The year was 1982. I was 28 years old and four years into a doctoral program in education at the University of Massachusetts in Amherst. The same school where my mother worked as a second shift custodian.

One day I was sitting in class when another student began reading aloud from a paper by two psychologists from Georgia State University, Dr. Pauline Rose Clance and Dr. Suzanne Imes. It was titled, The Impostor Phenomenon in High Achieving Women.

That’s when I learned that in their sampling of 162 high-achieving women, Clance and Imes uncovered a pervasive pattern of dismissing accomplishments and believing that their success would disappear once others discovered the awful secret that they were, in fact, “impostors.”

About Valerie Young

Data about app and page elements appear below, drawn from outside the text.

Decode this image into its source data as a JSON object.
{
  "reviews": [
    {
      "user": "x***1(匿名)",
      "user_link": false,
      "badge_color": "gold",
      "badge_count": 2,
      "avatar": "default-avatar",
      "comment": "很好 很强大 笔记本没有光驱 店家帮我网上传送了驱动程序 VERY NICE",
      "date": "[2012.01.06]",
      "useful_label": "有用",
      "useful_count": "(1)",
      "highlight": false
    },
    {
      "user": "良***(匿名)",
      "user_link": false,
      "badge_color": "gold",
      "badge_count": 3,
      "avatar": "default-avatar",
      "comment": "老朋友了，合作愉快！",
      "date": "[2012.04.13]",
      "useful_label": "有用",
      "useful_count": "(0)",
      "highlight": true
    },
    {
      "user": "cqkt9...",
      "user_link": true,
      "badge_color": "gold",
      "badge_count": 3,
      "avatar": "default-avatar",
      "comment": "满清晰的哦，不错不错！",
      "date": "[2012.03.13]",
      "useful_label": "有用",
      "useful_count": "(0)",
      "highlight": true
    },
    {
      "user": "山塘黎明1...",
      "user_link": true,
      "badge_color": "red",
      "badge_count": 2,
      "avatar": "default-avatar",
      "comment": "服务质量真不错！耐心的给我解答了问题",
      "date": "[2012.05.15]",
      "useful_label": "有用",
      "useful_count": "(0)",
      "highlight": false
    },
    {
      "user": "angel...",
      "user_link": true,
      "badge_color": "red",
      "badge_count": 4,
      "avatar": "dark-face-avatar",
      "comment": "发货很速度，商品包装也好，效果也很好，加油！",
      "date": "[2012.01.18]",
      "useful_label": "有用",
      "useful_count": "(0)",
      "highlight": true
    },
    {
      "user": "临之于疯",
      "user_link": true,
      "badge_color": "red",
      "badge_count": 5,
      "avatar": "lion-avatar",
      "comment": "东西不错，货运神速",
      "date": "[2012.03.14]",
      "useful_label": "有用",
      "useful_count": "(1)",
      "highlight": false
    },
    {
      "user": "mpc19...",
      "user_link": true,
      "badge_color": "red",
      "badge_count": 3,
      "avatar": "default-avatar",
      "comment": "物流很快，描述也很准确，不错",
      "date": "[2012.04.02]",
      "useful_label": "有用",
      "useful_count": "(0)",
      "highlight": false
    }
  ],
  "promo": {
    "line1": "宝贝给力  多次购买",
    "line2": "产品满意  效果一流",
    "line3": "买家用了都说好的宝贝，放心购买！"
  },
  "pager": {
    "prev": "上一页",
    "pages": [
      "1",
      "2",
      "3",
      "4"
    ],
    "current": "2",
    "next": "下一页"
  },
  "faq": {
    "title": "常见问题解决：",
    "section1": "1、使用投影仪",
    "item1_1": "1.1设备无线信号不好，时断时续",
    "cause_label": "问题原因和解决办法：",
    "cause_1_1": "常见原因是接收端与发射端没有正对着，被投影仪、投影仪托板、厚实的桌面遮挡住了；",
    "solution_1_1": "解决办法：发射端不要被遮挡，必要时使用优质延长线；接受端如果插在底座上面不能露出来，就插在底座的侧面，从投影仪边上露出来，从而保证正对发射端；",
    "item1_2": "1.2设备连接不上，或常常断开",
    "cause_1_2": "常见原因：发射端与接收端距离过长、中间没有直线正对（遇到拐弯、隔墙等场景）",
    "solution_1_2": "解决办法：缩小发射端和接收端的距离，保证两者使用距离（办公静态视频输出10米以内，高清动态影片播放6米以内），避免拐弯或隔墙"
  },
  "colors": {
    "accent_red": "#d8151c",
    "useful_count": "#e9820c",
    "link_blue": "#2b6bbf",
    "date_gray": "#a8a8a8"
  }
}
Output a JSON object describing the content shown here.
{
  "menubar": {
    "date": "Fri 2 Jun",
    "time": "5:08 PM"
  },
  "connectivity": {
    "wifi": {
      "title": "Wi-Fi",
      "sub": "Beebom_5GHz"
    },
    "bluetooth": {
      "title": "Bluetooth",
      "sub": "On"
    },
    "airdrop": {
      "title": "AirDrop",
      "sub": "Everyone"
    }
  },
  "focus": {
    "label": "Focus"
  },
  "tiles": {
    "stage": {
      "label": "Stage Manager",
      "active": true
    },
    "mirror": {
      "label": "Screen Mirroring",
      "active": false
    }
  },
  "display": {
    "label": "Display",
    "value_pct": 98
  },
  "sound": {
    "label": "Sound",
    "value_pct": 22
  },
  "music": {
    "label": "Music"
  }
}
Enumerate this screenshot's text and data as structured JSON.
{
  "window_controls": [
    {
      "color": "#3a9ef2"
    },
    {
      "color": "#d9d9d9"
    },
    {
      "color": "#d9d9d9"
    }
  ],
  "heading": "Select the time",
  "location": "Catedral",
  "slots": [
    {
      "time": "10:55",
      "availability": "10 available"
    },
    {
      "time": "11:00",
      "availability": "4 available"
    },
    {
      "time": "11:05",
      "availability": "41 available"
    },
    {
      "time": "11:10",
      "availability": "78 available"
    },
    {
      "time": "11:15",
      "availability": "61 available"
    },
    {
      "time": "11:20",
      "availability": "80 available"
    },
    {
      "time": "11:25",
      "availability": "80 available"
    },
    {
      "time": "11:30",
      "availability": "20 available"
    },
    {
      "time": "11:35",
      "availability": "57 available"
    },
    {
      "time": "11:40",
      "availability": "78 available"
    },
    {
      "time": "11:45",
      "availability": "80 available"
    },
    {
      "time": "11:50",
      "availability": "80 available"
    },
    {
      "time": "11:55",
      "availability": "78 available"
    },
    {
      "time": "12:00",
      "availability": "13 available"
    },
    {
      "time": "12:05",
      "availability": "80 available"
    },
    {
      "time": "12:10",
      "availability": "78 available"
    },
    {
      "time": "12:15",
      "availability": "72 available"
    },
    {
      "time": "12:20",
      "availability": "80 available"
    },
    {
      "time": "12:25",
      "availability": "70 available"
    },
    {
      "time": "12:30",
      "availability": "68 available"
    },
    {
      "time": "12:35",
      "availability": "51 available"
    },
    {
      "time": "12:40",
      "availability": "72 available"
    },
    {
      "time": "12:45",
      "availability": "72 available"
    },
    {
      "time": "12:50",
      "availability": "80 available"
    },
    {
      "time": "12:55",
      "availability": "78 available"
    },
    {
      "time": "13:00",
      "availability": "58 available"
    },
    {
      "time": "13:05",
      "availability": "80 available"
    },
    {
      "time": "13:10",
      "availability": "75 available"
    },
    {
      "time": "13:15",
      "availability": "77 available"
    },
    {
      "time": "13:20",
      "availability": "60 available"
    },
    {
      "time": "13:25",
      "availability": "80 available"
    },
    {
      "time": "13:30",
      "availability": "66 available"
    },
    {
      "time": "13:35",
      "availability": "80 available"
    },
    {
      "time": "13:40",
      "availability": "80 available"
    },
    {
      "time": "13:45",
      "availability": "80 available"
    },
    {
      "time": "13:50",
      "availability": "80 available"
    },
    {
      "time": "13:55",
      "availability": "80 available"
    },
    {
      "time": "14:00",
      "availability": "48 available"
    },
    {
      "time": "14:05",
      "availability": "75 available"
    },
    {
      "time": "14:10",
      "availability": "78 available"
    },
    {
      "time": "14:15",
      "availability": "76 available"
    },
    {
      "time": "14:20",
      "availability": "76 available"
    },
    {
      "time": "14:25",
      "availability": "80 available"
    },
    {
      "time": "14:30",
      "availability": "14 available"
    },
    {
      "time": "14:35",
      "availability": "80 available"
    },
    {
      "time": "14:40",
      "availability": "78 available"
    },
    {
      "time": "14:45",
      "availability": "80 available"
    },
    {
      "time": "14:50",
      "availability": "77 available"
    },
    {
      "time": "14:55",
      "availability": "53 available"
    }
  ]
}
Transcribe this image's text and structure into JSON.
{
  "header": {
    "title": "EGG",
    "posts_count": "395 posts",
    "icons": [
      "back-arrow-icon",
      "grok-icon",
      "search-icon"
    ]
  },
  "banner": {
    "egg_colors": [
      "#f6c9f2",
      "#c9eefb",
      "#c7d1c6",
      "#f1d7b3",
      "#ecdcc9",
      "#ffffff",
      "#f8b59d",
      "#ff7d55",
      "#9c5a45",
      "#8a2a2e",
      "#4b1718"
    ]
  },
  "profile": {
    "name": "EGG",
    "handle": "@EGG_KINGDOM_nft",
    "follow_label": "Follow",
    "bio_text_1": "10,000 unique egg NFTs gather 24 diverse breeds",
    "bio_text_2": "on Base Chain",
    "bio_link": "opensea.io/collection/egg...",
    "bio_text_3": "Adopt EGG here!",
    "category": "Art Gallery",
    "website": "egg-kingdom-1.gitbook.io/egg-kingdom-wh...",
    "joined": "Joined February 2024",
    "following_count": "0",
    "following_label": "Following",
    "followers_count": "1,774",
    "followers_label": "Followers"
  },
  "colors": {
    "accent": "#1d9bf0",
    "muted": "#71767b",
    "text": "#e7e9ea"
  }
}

Dr. Valerie Young is an internationally-known speaker, a leading expert on the impostor syndrome, and author of award-winning book The Secret Thoughts of Successful Women: Why Capable People Suffer from the Impostor Syndrome and How to Thrive in Spite of It (Crown Business, a division of Random House) now available in five languages.

Her career-related tips have been cited in these and other publications around the world. In addition Valerie has been interviewed on countless national and local radio programs in the US and Canada and on WPIX Channel 11 in New York.


Finding a Name for the Feelings

I’ll never forget the day I first learned about the Impostor Syndrome. It was 1983. A chronic procrastinator, I was in my fourth year of a doctoral program. Like a lot of graduate students, my status was what was commonly referred to as “A-B-D,” meaning I’d completed “all but the dissertation.”

I was sitting in class one day when another student rose to present the findings of a study conducted by psychology professor Pauline Clance and psychologist Suzanne Imes called The Impostor Phenomenon Among High Achieving Women (1978).


“The Secret Thoughts of Successful Women examines a common affliction and offers tools, insight, scientific evidence, and numerous examples that aim to banish the impostor for good. Valerie Young’s diligence, passion for the subject, and belief that anyone can overcome feelings of inadequacy, duplicity, and unworthiness rings loudly throughout The Secret Thoughts of Successful Women.”
~New York Journal of Books